Author: Adam Clarke, Get Outside in Somerset Ambassador
“A tea session is modelled after the silence of retreat; a time to enjoy life far removed from daily existence.” – Sen Joo
Nestled in a quiet, secret corner of the forest, a galaxy of dappled sunshine swayed with a web of shadows, born of the ascending boughs and branches above me. The air was warm as midday approached, the sounds of the forest giving way to a precious silence. A slight breeze kept me company as I looked out from the edge of Combe Hill woods, a place I have roamed and revisited since my childhood.
I had found my way to this familiar secluded spot to escape a series of subtle, yet potent, tectonic recent moments; to create time and space to reflect, and attempt to make sense of the uncertainty the next few months may hold. It’s fair to say I have a passion for solitude, and have often found some of the most insightful advice and guidance when able to rest deeply and embrace the altruism of woodland light and air.

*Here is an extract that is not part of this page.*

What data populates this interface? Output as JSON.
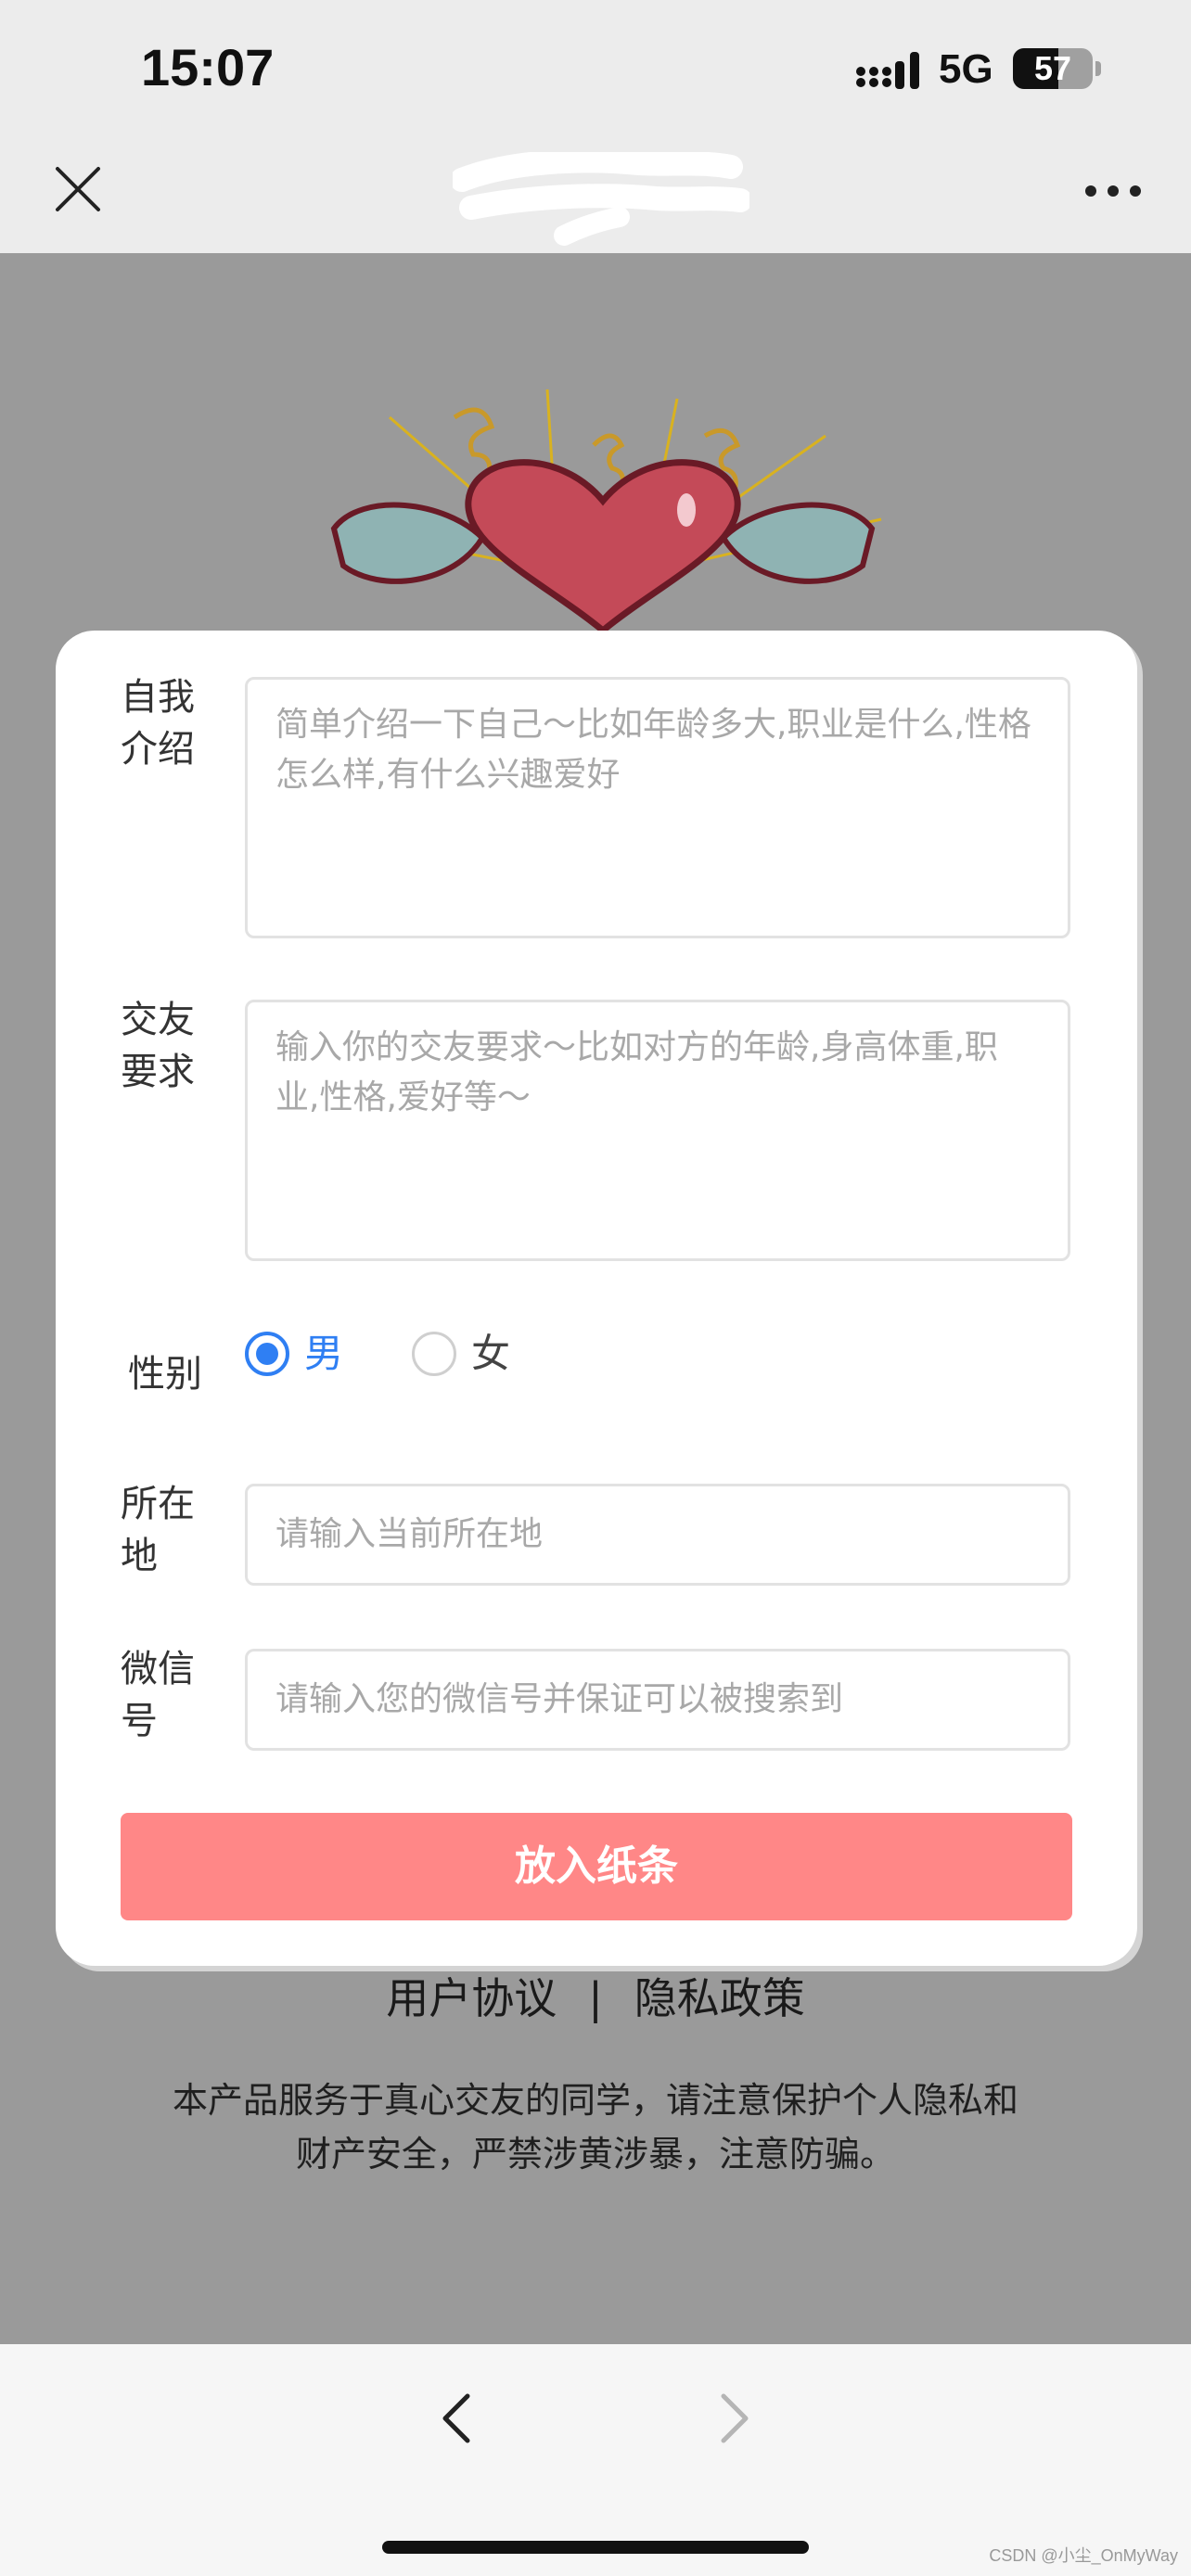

Purposefully, I had left my mobile phone at home. I wanted no interruptions. I wanted even less the temptation to interrupt my own solitude with note-taking, listening to music, or worse still, replying to an email. The intention of this day was a true self imposed exile. I wanted to focus upon connecting with myself and with nature, heightening my awareness of the world’s sensory textures. I wanted to rest in a woodland cathedral, embrace a genuine technological abstinence, and hopefully find some semblance of clarity.
Yet, as I sat there, curling the grass between my fingers and toes, attempting to focus upon breathing in the scent of a quiet forest, I was being taunted. From afar a pocket-sized insidious mesh of circuits, metal, plastic and glass, reached out to me; a parasitic lure of unwanted contact secretly whispered to me a digital vibration. It lay discreetly cradled upon my bookshelf, obnoxiously shiny and silent, somehow riddling my want for a quiet mind. Why and how, beneath a perfect blue sky, embraced by the sun’s white heat and light, surrounded by the peace and silence of trees, was my mobile phone intruding upon me?

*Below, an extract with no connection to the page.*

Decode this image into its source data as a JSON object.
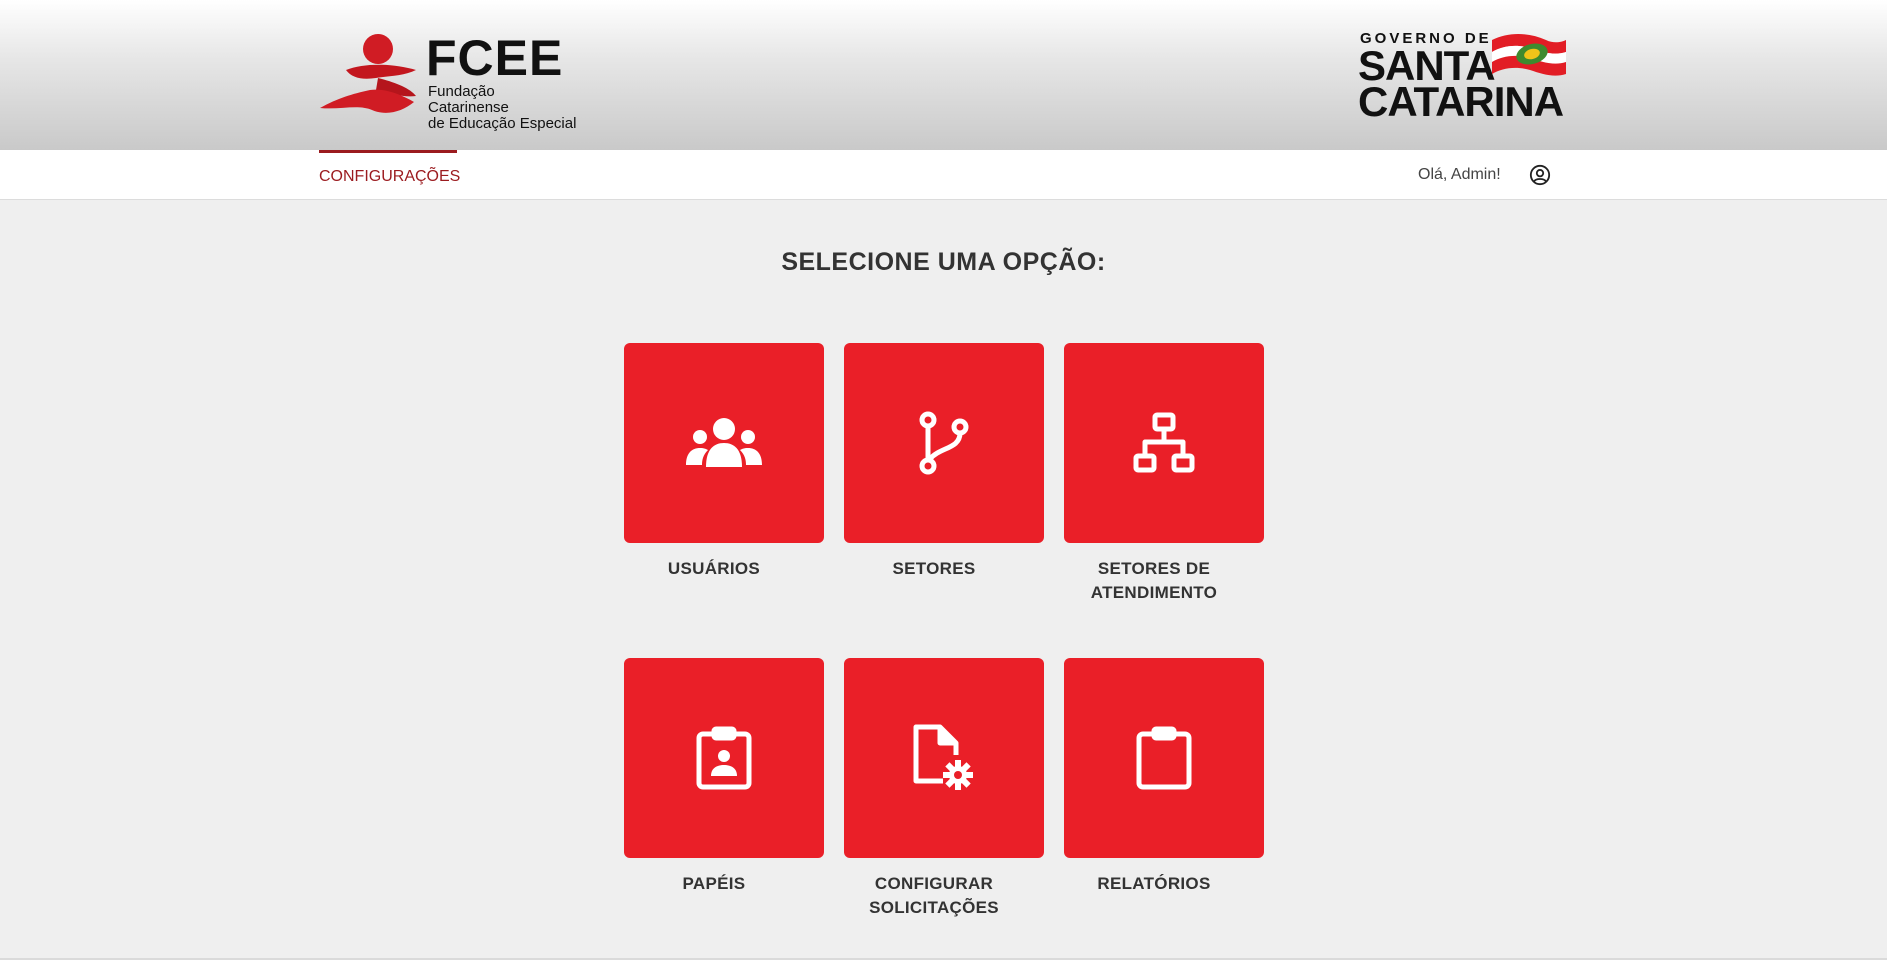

It was wholly uncomfortable. Like an itch I couldn’t scratch; but it wasn’t the device itself of course. It was what the device symbolised: connection. The inevitable flow of information that cascaded towards it; calls, emails, text messages, social media “DM’s”, the synching of files, folders, and more. I frustratingly stood up, dug my bare feet into the ground, and lifted my head to the sky, allowing my arms to fall backwards. I stretched and opened my chest. I took a series of deep, focused breaths, forcing every inhale to fill my lungs deeper than the last. What I was feeling was the incessant chatter of ‘Techno-Stress’.
I have always been suspicious of technology; more precisely, how it is not more mindfully used and adopted. I am not a techno-phobe, it has immeasurable value, but only when used consciously. It feels like we have become hastily attached to ever powerful, expensive devices, that are crafted with the intention to increasingly distract and detain us from ourselves, eachother, and our reality. There is no substitute for real interactions, whether that be with one another or the world around us. The term ‘Technostress’ originated in Craig Brod’s book titled Technostress: The Human Cost of the Computer Revolution (1984), and perfectly encapsulates what so many of us feel, when we uncomfortably struggle to endure sitting at our computers for another hour; or in my case, the uncomfortable detachment from a device that wants and craves me to use it!
I plant my realisation at the forefront of my mind, and ceremonially sit back down upon the warm grass; I organise my gongfu tea tray. I place my tea bowl to the tray’s left, my red clay teapot to its right, the tea boat to the right again. I take a scoop of the black green needles hugging the shadows of my tea caddy. I let them fall gently in my tea boat, their dark green suddenly singing against bright white porcelain. I take a moment, breathing slowly, upright, admiring the simple order of the process. I hear and then listen to faint birdsong. I know the scent of the sun, and feel a slight movement of air. I lift the lid of the teapot and in a simple movement pour the dry tea leaves inside. I pick up my flask, within which waits water of the perfect temperature. I pour slowly, and start a three minute count aligned to my breathing. I place the flask aside and replace the teapot’s lid. My breath count continues. I picture the water brewing to a deepening green. I imagine the blue sky as a breathing veil draped around my body. I focus upon feeling the heat of the sun, awakening every pour, replenishing and grounding me where I sit. A final exhale, before pouring the thick luminous green broth. It splashes and furls a subtle wave up to kiss the lip of my tea bowl.
With both hands I lift it to my mouth, and hold it there. I close my eyes, and breathe in the delicate intoxicating scent of umami. My chest lifts as I imagine the alveoli, the tiny branches of air tubes deep within my lungs, coming to life as a shimmering green, as fresh spring buds blooming, vibrant. I take a single sip. My phone is gone.